Instead, what has happened is that the adjustment is now happening. Huge sections of industry have already disappeared overseas, currencies are falling in an uncontrolled way, and so forth.
Now, as Western currencies fall, there is great potential for the Western economies to once again become competitive with the the Chinese and other emerging economies. The West is getting poorer with the drop of the currency, but that was always going to be a necessary adjustment. The cost of labour was always going to have to go through a process of equalisation. The problem now arises that the adjustment is happening at a time when the capital cupboard is bare. The banks are stricken, and government has already stretched credit to breaking point. The result of this is that, if capital is to be raised, it needs to come from the East.

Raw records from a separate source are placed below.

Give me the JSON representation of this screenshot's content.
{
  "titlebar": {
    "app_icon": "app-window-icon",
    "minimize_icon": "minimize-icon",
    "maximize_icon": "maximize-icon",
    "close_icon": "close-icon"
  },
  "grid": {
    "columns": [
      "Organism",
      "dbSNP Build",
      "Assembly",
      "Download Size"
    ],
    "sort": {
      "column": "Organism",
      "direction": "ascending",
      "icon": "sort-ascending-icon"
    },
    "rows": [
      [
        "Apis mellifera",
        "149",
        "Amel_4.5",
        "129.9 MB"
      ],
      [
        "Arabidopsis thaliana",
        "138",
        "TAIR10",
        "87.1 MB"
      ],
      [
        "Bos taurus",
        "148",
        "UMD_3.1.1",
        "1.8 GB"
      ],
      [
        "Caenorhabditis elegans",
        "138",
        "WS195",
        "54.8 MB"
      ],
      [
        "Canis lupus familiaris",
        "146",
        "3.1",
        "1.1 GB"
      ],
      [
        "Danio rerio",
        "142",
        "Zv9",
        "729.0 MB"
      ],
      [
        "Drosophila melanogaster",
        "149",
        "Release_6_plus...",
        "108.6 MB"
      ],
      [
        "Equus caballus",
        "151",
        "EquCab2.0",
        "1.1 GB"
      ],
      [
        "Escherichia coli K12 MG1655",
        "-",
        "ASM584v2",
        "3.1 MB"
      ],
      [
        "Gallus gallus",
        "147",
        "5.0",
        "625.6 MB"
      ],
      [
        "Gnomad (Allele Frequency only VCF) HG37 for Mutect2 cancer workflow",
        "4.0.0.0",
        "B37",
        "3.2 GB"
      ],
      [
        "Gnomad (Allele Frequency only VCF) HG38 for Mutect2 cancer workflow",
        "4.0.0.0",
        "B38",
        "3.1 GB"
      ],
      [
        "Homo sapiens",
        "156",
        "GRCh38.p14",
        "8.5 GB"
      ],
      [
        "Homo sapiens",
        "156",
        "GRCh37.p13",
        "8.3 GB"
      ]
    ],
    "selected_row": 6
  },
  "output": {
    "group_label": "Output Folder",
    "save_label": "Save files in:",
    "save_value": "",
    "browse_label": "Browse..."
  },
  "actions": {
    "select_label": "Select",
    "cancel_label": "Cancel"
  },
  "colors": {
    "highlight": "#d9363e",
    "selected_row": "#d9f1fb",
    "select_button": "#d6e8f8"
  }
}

I hope that, at this point, the light is coming on. The situation as it now exists is that the Western economies can only regain their competitiveness based upon finance from the East. This means that large sections of the Western economies are now going to be owned by the East. Either that, or any prospects for recovery will be very, very slow indeed.
Furthermore, it will become apparent that many of the things that we have taken for granted in the West will become unaffordable, such as bloated government and welfare states. Quite simply, if we are to compete with the East, we must either be adding significantly more value than the East can manage, or we need to have at least a comparable cost structure. The latter option looks more realistic.
As I have said, this is a very quick review and is short on facts and figures. However, the principles are very clear, and I believe rational. The current crisis is therefore a rebalancing of the world economy and, unless the West responds to the reality, the problems will persist, if not get worse. We have had very little competition and took 'top dog' status as a natural course of affairs.
We are now learning that this is just not the case.